Friday, February 10, 2012
My first experience with Ray was a wonderful linkage of art and environment. In the early 1970s, I managed a recycling center on the PSU campus (essentially the only one in the city at that time). A block away, Ray and others had established a glass-furnace operation. Somewhere along the way, the glassmakers realized the recyclers had good, clean glass that could be used in their furnaces. At that time, we especially had specialty glass, such as the cobalt-blue and white glass used for women’s skin care and make-up.
Ray always felt bad that the school lacked funds to pay us for our glass. But he figured out a wonderful way around this small problem. His student artists were required to make glass objects for us, and I still have a number of remarkable pieces in my home. It was one of the gr

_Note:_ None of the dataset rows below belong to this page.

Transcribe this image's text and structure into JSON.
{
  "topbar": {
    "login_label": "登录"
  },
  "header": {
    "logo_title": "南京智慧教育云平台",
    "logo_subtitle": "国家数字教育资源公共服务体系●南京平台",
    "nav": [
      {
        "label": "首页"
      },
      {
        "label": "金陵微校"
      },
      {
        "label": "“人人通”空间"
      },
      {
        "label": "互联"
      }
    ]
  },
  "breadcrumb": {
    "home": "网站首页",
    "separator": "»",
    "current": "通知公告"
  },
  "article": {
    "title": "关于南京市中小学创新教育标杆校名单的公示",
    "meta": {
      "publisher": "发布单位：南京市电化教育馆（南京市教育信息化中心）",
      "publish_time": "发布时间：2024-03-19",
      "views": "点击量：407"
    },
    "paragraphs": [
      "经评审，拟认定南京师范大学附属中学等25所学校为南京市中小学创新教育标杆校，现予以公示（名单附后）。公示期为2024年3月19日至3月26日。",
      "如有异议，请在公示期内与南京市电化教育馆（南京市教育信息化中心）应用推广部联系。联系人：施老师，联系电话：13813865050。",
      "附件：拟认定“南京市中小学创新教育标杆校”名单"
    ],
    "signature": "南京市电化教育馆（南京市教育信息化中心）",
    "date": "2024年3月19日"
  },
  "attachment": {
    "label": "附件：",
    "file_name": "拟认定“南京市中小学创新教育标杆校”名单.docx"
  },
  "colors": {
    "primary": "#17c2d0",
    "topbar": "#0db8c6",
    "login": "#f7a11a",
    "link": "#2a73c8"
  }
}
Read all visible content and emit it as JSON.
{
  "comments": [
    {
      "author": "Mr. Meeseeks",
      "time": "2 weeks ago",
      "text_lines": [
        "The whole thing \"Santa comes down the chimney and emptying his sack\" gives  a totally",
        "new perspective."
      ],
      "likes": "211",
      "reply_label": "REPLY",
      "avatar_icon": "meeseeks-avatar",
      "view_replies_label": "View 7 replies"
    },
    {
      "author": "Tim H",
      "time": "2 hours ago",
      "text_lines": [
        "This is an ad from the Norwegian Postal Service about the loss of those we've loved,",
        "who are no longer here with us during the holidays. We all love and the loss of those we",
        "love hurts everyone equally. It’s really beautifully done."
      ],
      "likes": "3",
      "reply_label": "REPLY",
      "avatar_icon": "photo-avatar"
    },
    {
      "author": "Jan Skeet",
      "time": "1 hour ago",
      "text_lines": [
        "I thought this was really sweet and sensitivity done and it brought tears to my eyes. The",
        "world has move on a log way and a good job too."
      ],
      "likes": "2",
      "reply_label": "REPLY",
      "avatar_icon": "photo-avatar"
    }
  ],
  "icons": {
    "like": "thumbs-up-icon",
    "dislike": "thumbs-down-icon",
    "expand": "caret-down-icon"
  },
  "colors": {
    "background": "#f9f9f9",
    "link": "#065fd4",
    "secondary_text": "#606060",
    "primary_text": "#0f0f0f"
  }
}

eat joys of my job then to wheel a 55-gallon barrel of clean scrap glass down the street on a late afternoon to the hot-glass studio and then to hang out with Ray and others. They taught me much about their craft and I told them some truths and few lies about recycling.